The response must contain every line from the records below that has "LOOKBOOK".

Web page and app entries
=== Begin Enclosure ===
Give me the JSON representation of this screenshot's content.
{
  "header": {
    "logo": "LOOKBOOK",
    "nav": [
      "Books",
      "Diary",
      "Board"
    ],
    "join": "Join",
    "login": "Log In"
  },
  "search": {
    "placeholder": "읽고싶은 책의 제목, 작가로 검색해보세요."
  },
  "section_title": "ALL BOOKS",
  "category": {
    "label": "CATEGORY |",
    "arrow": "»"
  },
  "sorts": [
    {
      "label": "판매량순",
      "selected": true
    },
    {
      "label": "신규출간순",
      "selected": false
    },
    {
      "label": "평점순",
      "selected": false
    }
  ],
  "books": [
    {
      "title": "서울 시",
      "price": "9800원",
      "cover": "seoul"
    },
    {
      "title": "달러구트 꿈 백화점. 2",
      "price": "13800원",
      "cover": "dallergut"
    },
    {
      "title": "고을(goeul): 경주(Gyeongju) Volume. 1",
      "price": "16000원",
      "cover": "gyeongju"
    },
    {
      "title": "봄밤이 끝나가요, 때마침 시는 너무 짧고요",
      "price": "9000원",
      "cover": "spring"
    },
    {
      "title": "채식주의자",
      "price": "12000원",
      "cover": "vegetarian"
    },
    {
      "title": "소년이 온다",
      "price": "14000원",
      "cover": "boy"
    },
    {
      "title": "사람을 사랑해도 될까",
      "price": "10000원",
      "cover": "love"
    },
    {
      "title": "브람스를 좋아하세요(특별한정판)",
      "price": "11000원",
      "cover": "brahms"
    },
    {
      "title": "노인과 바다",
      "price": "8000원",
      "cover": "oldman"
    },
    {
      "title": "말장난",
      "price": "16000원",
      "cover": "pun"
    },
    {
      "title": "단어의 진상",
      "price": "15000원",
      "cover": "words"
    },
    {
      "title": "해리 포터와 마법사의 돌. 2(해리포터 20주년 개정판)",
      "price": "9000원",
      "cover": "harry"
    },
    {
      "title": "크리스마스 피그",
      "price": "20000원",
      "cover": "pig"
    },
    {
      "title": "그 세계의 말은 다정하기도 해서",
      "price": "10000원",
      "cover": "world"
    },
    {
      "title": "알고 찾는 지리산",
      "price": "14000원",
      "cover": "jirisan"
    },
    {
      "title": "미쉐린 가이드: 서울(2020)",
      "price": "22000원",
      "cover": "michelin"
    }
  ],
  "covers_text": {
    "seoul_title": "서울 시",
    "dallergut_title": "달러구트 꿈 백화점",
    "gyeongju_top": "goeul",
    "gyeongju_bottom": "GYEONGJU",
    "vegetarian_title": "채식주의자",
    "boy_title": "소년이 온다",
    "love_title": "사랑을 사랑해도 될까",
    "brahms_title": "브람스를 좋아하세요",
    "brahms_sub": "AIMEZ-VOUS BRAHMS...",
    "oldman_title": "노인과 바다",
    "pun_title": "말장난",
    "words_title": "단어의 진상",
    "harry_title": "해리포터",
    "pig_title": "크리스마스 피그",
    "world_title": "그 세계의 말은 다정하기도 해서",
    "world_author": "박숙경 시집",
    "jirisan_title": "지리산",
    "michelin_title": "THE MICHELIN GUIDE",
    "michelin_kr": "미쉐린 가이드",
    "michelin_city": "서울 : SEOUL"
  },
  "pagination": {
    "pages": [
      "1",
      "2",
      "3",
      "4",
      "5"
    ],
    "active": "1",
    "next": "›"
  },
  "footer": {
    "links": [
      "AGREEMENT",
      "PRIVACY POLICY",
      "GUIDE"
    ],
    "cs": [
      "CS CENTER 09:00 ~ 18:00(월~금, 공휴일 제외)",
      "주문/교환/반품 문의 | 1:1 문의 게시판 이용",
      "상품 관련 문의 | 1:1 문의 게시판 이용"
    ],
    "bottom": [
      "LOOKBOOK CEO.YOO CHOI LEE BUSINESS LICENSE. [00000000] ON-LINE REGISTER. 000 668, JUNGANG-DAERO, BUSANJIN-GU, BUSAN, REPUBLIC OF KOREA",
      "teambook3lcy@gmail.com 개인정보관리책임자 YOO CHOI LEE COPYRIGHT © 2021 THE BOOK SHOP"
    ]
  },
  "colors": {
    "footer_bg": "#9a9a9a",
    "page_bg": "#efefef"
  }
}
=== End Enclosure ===
### RESULT OF THE EXERCISE
    "logo": "LOOKBOOK",
      "LOOKBOOK CEO.YOO CHOI LEE BUSINESS LICENSE. [00000000] ON-LINE REGISTER. 000 668, JUNGANG-DAERO, BUSANJIN-GU, BUSAN, REPUBLIC OF KOREA",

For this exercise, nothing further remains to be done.